I was doing a general Tech Tab Sweep and I noticed that I had a ton of Ruby-related stuff, so it gets its own fragment.
1.9 · Sam Ruby, in Ruby CI Efforts, is both disturbed and encouraged by the state of Ruby 1.9.
Rubinius · Rubinius is having another sprint. Ho-hum. Well except for, it’s in The Rocks, a damn nice part of Sydney, Australia. Mmmmmm.
DTrace · Hey, Ruby is getting DTrace bindings, and in Portuguese, too!
On Concurrency · Peter Thatcher has Monads in Ruby (with nice syntax!), and over at InfoQ there’s Ruby Concurrency, Actors, and Rubinius - Interview with MenTaLguY. Yeah, I dunno about MenTaL’s name either, but he’s a JRuby committer these days.
Java · Check out Charles Nutter’s Lang.NET 2008: Day 1 Thoughts and follow the links to the Da Vinci Machine project.
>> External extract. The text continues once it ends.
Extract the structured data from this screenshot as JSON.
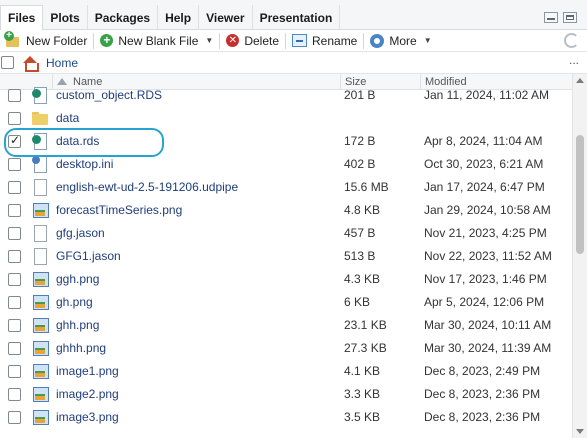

Pretty clearly, JRuby is the proximate cause pushing this rock over the edge of the hill. I think this work is the single most important thing going on for those of us who care about the future relevance of the Java platform. I mean, if Gosling can be positive about closures maybe I should warm up to ’em a little. But the Java language just doesn’t seem like the interesting thing about Java, these days.
mediacast · That’s mediacast.sun.com, to be precise. David points out that it’s Rails, on JRuby. I totally hadn’t known this was in the works.
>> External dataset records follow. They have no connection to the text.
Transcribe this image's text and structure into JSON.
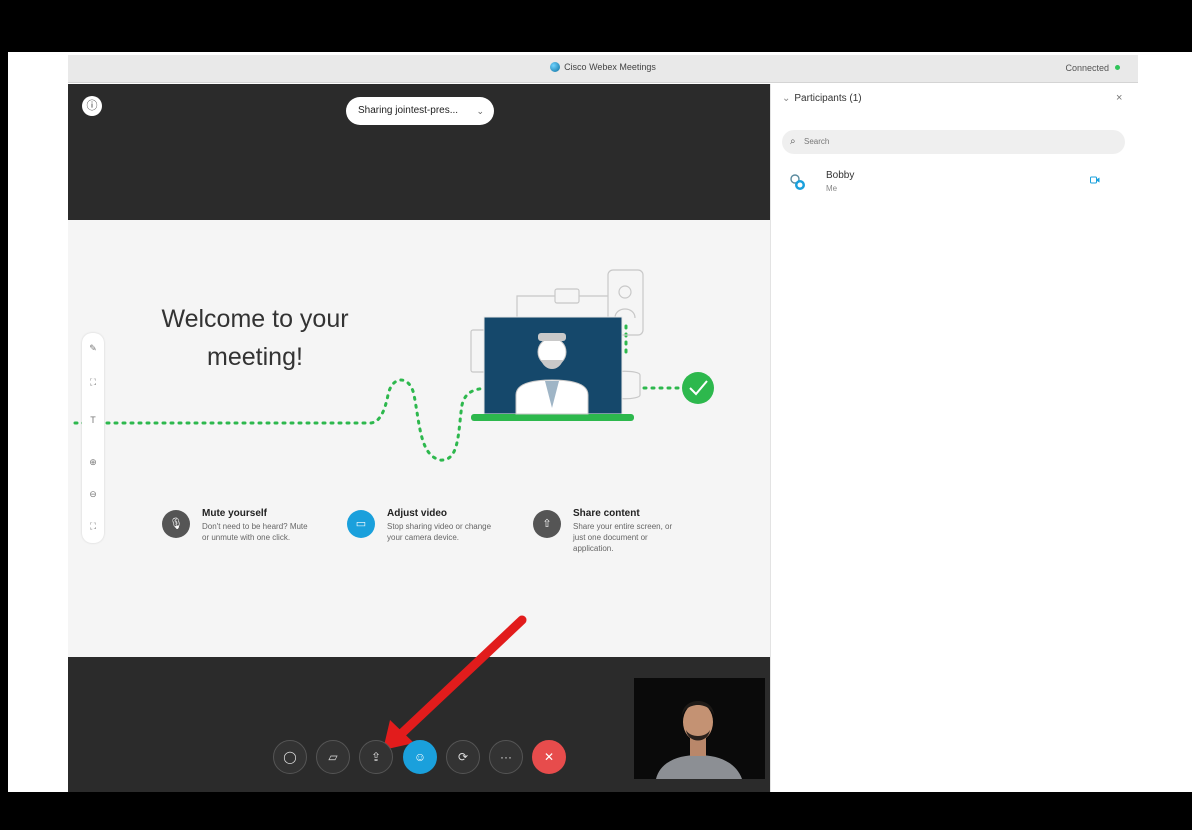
{
  "window": {
    "title": "Cisco Webex Meetings",
    "status": "Connected"
  },
  "meeting": {
    "sharing_label": "Sharing jointest-pres...",
    "slide": {
      "headline_line1": "Welcome to your",
      "headline_line2": "meeting!",
      "features": [
        {
          "title": "Mute yourself",
          "desc": "Don't need to be heard? Mute or unmute with one click.",
          "icon": "microphone-icon",
          "color": "#555555"
        },
        {
          "title": "Adjust video",
          "desc": "Stop sharing video or change your camera device.",
          "icon": "video-icon",
          "color": "#1aa0dc"
        },
        {
          "title": "Share content",
          "desc": "Share your entire screen, or just one document or application.",
          "icon": "share-icon",
          "color": "#555555"
        }
      ]
    },
    "controls": [
      "mute-icon",
      "video-icon",
      "share-icon",
      "participants-icon",
      "switch-icon",
      "more-icon",
      "end-call-icon"
    ]
  },
  "participants": {
    "header": "Participants (1)",
    "search_placeholder": "Search",
    "list": [
      {
        "name": "Bobby",
        "role": "Me"
      }
    ]
  },
  "colors": {
    "accent": "#1aa0dc",
    "end_call": "#e74c4c",
    "status_ok": "#30c45a",
    "dotted_path": "#2db84d",
    "annotation_arrow": "#e21c1c"
  }
}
Comment feed for ongoing:
From: Daniel Berger (Feb 01 2008, at 02:50)
Ruby has had DTrace bindings for some time.
I don't know what the difference is between these two projects. For all I know they're the same project.
From: Chris Andrews (Feb 02 2008, at 14:35)
The idea is that these two Ruby / DTrace projects are complementary: the Joyent code is a DTrace provider for the ruby interpreter, and my library is a wrapper over libdtrace, which lets you write DTrace consumers in Ruby, for data from all providers.
With access to libdtrace you can write more complex post-processing in Ruby, add a GUI and so on - and also trace "yourself" directly, which made it simple to hook some analysis in to Rails.